**Task goal**
Could you please retype the records exactly, minus their pictures?
Segment Start: Data records
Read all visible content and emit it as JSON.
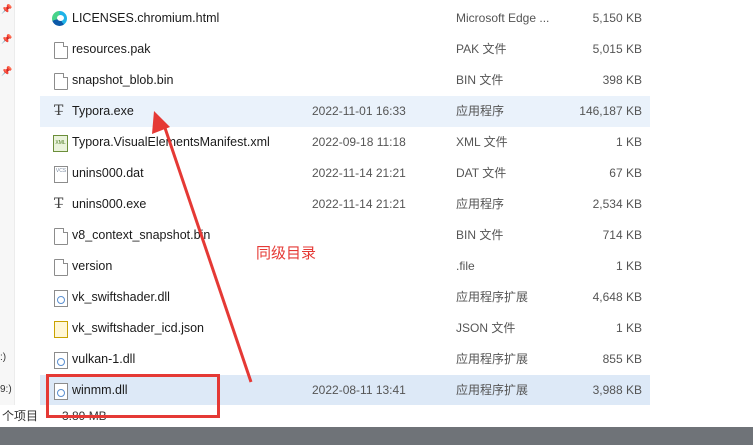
{
  "nav_pane": {
    "pins": [
      "pin-icon",
      "pin-icon",
      "pin-icon"
    ],
    "drives": [
      ":)",
      "9:)"
    ]
  },
  "files": [
    {
      "name": "LICENSES.chromium.html",
      "date": "",
      "type": "Microsoft Edge ...",
      "size": "5,150 KB",
      "icon": "edge-icon"
    },
    {
      "name": "resources.pak",
      "date": "",
      "type": "PAK 文件",
      "size": "5,015 KB",
      "icon": "file-icon"
    },
    {
      "name": "snapshot_blob.bin",
      "date": "",
      "type": "BIN 文件",
      "size": "398 KB",
      "icon": "file-icon"
    },
    {
      "name": "Typora.exe",
      "date": "2022-11-01 16:33",
      "type": "应用程序",
      "size": "146,187 KB",
      "icon": "typora-icon"
    },
    {
      "name": "Typora.VisualElementsManifest.xml",
      "date": "2022-09-18 11:18",
      "type": "XML 文件",
      "size": "1 KB",
      "icon": "xml-icon"
    },
    {
      "name": "unins000.dat",
      "date": "2022-11-14 21:21",
      "type": "DAT 文件",
      "size": "67 KB",
      "icon": "dat-icon"
    },
    {
      "name": "unins000.exe",
      "date": "2022-11-14 21:21",
      "type": "应用程序",
      "size": "2,534 KB",
      "icon": "typora-icon"
    },
    {
      "name": "v8_context_snapshot.bin",
      "date": "",
      "type": "BIN 文件",
      "size": "714 KB",
      "icon": "file-icon"
    },
    {
      "name": "version",
      "date": "",
      "type": ".file",
      "size": "1 KB",
      "icon": "file-icon"
    },
    {
      "name": "vk_swiftshader.dll",
      "date": "",
      "type": "应用程序扩展",
      "size": "4,648 KB",
      "icon": "dll-icon"
    },
    {
      "name": "vk_swiftshader_icd.json",
      "date": "",
      "type": "JSON 文件",
      "size": "1 KB",
      "icon": "json-icon"
    },
    {
      "name": "vulkan-1.dll",
      "date": "",
      "type": "应用程序扩展",
      "size": "855 KB",
      "icon": "dll-icon"
    },
    {
      "name": "winmm.dll",
      "date": "2022-08-11 13:41",
      "type": "应用程序扩展",
      "size": "3,988 KB",
      "icon": "dll-icon"
    }
  ],
  "status_bar": {
    "item_count": "个项目",
    "size_text": "3.89 MB"
  },
  "annotation": {
    "text": "同级目录",
    "color": "#e53935"
  },
  "colors": {
    "selected_row": "#dde9f7",
    "hover_row": "#eaf2fb",
    "taskbar": "#6f7378"
  }
}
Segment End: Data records
**Result**
Read all visible content and emit it as JSON.
{
  "nav_pane": {
    "pins": [
      "pin-icon",
      "pin-icon",
      "pin-icon"
    ],
    "drives": [
      ":)",
      "9:)"
    ]
  },
  "files": [
    {
      "name": "LICENSES.chromium.html",
      "date": "",
      "type": "Microsoft Edge ...",
      "size": "5,150 KB",
      "icon": "edge-icon"
    },
    {
      "name": "resources.pak",
      "date": "",
      "type": "PAK 文件",
      "size": "5,015 KB",
      "icon": "file-icon"
    },
    {
      "name": "snapshot_blob.bin",
      "date": "",
      "type": "BIN 文件",
      "size": "398 KB",
      "icon": "file-icon"
    },
    {
      "name": "Typora.exe",
      "date": "2022-11-01 16:33",
      "type": "应用程序",
      "size": "146,187 KB",
      "icon": "typora-icon"
    },
    {
      "name": "Typora.VisualElementsManifest.xml",
      "date": "2022-09-18 11:18",
      "type": "XML 文件",
      "size": "1 KB",
      "icon": "xml-icon"
    },
    {
      "name": "unins000.dat",
      "date": "2022-11-14 21:21",
      "type": "DAT 文件",
      "size": "67 KB",
      "icon": "dat-icon"
    },
    {
      "name": "unins000.exe",
      "date": "2022-11-14 21:21",
      "type": "应用程序",
      "size": "2,534 KB",
      "icon": "typora-icon"
    },
    {
      "name": "v8_context_snapshot.bin",
      "date": "",
      "type": "BIN 文件",
      "size": "714 KB",
      "icon": "file-icon"
    },
    {
      "name": "version",
      "date": "",
      "type": ".file",
      "size": "1 KB",
      "icon": "file-icon"
    },
    {
      "name": "vk_swiftshader.dll",
      "date": "",
      "type": "应用程序扩展",
      "size": "4,648 KB",
      "icon": "dll-icon"
    },
    {
      "name": "vk_swiftshader_icd.json",
      "date": "",
      "type": "JSON 文件",
      "size": "1 KB",
      "icon": "json-icon"
    },
    {
      "name": "vulkan-1.dll",
      "date": "",
      "type": "应用程序扩展",
      "size": "855 KB",
      "icon": "dll-icon"
    },
    {
      "name": "winmm.dll",
      "date": "2022-08-11 13:41",
      "type": "应用程序扩展",
      "size": "3,988 KB",
      "icon": "dll-icon"
    }
  ],
  "status_bar": {
    "item_count": "个项目",
    "size_text": "3.89 MB"
  },
  "annotation": {
    "text": "同级目录",
    "color": "#e53935"
  },
  "colors": {
    "selected_row": "#dde9f7",
    "hover_row": "#eaf2fb",
    "taskbar": "#6f7378"
  }
}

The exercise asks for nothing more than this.